Parties to the Nuclear Non-Proliferation Treaty gather in Geneva for NPT Prepcom 2018.

JWB/Wikimedia Commons

Journal Article - Contemporary Security Policy

Durable Institution Under Fire? The NPT Confronts Emerging Multipolarity
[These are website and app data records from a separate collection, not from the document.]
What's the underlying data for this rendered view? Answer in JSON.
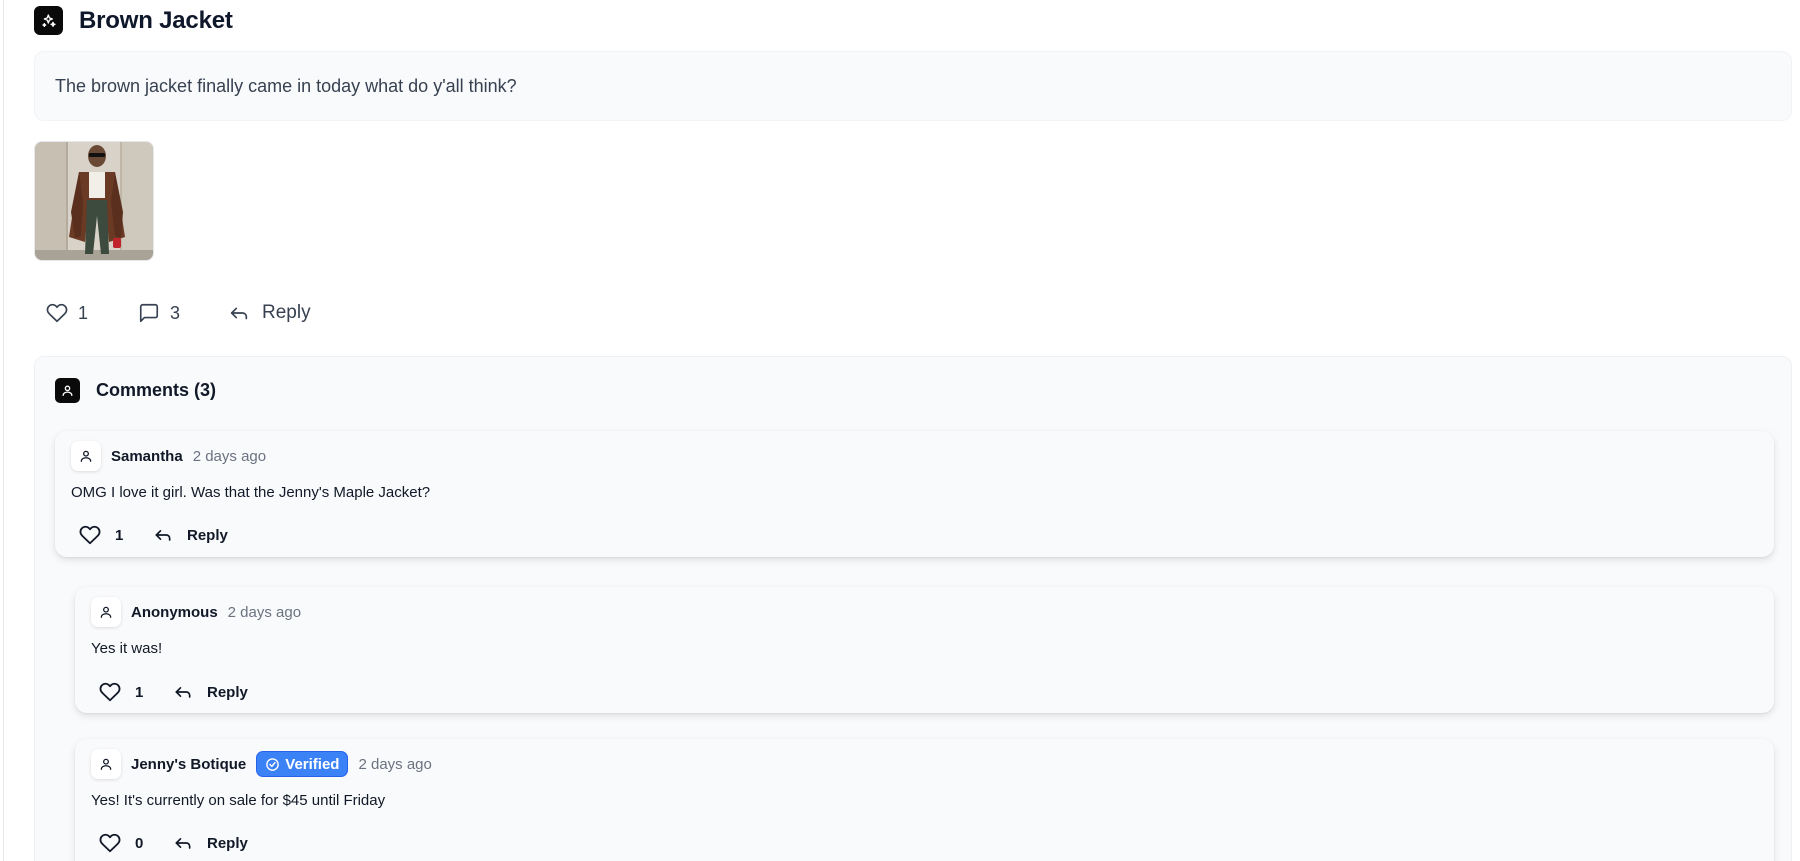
{
  "post": {
    "title": "Brown Jacket",
    "body": "The brown jacket finally came in today what do y'all think?",
    "header_icon": "sparkle-icon",
    "image_alt": "Woman in brown leather jacket and green cargo pants",
    "likes": "1",
    "comments_count": "3",
    "reply_label": "Reply"
  },
  "comments": {
    "title": "Comments (3)",
    "items": [
      {
        "author": "Samantha",
        "time": "2 days ago",
        "text": "OMG I love it girl. Was that the Jenny's Maple Jacket?",
        "likes": "1",
        "reply_label": "Reply"
      },
      {
        "author": "Anonymous",
        "time": "2 days ago",
        "text": "Yes it was!",
        "likes": "1",
        "reply_label": "Reply"
      },
      {
        "author": "Jenny's Botique",
        "verified": "Verified",
        "time": "2 days ago",
        "text": "Yes! It's currently on sale for $45 until Friday",
        "likes": "0",
        "reply_label": "Reply"
      }
    ]
  },
  "colors": {
    "accent": "#3b82f6",
    "panel_bg": "#f8fafc",
    "text_muted": "#6b7280"
  }
}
The regime built around the 1970 Treaty on the Non-Proliferation of Nuclear Weapons (NPT) has helped curtail the spread of nuclear arms for fifty years. In hindsight, it is remarkable only nine states possess the world’s most powerful weapon. The NPT achieved much success during Cold War bipolarity and U.S. unipolarity in its aftermath. But today, China’s rise and Russia’s resurgence have ushered in a new era of emerging multipolarity. Can the treaty withstand the potential challenges of this dynamic environment? There is a real risk that multipolarity may shake the scaffolding of the nonproliferation regime, presenting a significant test to the NPT’s durability. This article identifies four essential elements of the nonproliferation regime: widespread membership, adaptability, enforcement, and fairness. History suggests bipolarity and unipolarity in the international system largely sustained and promoted these NPT features. When international regimes lack such elements, it sharply curtails their long-term efficacy.